a. Children learn to be more independent. They learn to make decisions on their own without much intervention. b. Distancing is quite favorable in a way for adolescents for the problems in this stage include identity crisis and role confusion, which may be resolved by giving the child independence. 3. The 2003 study further stated that fights and conflicts of the family are being experienced more by the non-migrant’s children than the migrant’s children. This is quite true since both of the parents are with them and stress in work maybe an indicator to this problem. 4. If children are adequately provided, then this would sufficiently substitute the roles of the parents in rearing their children. ------- STEP 6: Evaluating both arguments. ------1. Comparing both the original argument and the counter argument, it can evidently be deduced that the original argument is stronger and more persuasive, hence, is likely to be more accepted by its target audience. 2. Although the original argument is stronger, the counterargument also did well in supporting the claim of its conclusion. Both gave adequate empirical evidence to support an empirical generalization “most”. 3. The premises of the counter argument directly oppose the premises stated in the original argument, however, they are also well supported.
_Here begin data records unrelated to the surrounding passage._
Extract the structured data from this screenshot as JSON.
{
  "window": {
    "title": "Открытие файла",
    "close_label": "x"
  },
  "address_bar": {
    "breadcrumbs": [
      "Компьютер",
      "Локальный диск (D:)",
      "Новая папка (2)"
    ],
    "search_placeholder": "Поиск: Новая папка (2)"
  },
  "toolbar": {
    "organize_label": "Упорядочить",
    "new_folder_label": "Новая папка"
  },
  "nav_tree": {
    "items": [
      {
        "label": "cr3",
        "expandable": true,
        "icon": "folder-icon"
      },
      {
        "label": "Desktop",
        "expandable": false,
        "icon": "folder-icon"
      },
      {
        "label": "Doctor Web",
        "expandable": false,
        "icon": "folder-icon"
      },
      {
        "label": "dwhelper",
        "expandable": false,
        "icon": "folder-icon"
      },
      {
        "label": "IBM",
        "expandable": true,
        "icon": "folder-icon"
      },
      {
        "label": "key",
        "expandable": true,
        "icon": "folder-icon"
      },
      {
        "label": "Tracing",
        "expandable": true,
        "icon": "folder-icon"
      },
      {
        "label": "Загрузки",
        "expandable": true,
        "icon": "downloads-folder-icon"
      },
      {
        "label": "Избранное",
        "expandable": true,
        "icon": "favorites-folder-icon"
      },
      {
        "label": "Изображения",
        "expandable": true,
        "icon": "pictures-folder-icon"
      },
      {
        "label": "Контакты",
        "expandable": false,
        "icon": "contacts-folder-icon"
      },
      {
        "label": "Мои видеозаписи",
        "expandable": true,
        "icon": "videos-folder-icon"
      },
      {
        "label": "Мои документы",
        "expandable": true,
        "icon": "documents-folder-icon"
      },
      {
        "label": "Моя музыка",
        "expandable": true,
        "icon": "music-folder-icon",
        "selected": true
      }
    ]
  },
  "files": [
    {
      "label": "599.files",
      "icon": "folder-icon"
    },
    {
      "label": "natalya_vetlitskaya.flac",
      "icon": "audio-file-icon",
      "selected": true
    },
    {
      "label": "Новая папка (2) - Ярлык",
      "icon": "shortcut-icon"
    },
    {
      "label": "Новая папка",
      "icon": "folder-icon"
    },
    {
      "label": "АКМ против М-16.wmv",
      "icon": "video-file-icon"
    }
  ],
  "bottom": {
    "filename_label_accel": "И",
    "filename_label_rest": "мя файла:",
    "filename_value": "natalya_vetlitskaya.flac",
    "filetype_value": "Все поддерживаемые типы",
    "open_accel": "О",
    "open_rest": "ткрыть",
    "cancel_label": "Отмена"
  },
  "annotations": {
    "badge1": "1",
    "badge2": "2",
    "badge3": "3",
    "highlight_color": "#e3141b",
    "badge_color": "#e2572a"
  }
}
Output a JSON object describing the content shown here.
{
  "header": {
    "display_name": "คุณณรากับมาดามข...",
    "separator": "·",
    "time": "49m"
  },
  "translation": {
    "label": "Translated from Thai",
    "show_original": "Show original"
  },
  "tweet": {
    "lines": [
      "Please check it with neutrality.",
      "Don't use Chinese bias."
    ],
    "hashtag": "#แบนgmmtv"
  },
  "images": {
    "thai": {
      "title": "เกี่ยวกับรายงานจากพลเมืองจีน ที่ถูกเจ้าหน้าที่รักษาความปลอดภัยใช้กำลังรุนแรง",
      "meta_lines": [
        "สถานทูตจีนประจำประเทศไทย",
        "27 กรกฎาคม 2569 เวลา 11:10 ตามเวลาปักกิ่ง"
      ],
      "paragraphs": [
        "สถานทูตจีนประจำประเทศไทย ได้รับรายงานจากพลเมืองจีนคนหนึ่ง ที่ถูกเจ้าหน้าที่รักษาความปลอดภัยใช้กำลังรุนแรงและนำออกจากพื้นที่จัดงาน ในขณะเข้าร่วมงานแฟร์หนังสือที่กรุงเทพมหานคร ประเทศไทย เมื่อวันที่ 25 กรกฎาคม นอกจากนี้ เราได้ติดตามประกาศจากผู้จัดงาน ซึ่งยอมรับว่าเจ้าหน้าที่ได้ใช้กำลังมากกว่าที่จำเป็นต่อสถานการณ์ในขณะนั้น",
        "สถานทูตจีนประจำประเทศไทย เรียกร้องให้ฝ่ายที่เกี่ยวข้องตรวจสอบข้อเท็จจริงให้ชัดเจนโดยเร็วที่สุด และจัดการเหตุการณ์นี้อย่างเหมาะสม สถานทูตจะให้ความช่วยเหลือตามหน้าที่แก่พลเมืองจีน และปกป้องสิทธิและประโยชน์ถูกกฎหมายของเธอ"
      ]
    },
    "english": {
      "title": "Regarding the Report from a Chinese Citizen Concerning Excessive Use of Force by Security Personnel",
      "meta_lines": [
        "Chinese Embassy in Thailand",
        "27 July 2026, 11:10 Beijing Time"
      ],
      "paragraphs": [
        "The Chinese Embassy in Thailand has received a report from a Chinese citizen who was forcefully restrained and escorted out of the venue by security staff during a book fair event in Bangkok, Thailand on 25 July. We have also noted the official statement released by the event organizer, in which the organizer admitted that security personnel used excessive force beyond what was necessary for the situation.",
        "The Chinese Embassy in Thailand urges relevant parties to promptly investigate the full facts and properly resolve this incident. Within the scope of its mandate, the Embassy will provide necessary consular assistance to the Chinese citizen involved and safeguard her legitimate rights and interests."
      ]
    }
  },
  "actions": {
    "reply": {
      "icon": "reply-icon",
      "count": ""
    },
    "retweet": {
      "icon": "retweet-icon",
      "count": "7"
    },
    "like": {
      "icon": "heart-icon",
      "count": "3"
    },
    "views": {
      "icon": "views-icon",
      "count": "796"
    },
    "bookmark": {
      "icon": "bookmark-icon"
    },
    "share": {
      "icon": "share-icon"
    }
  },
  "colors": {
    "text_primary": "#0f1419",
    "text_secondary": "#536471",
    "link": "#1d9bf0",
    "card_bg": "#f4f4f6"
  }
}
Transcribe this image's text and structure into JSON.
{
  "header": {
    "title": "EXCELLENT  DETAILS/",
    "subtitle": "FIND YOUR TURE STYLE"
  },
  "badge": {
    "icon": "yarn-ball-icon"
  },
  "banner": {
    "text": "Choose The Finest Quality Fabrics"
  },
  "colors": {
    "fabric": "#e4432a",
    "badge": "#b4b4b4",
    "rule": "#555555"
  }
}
Bibliography: Business World. (2 February 2008). Teenagers bear social cost of OFW parents. Retrieved March 1, 2009 from, http://www.gmanews.tv/story/Teenagers-bear-social-cost-of-OFW-parents.html. Eshleman, J. R. (1997). The Family: An Introduction. 8 th ed. MA Allyn & Bacon. Rufo, Aries. (26 September 2008). Six million Filipino Children Left Behind by OFW Parents. Retrieved March 1, 2009 from, http://www.abs-cbnnews.com/pinoy-migration/09/25/08/six-millionfilipino-children-left-behind-ofw-parents.html. Study of Scalabrini Migration Center (SMC), in partnership with the Episcopal Commission on the Pastoral Care of Migrants and Itinerant People-CBCP (ECMI)/Apostleship of the Sea-Manila (AOS-Manila) and the Overseas Workers Welfare Administration (OWWA) The Children and Family Study Retrieved March 1, 2009 from, http://www.smc.org.ph/heartsapart. Tan, Kimberly Jane. (19 November 2008). Leaving OFW children behind: Economic benefits vs social costs. Retrieved March 1, 2009 from, http://www.gmanews.tv/ofwstation.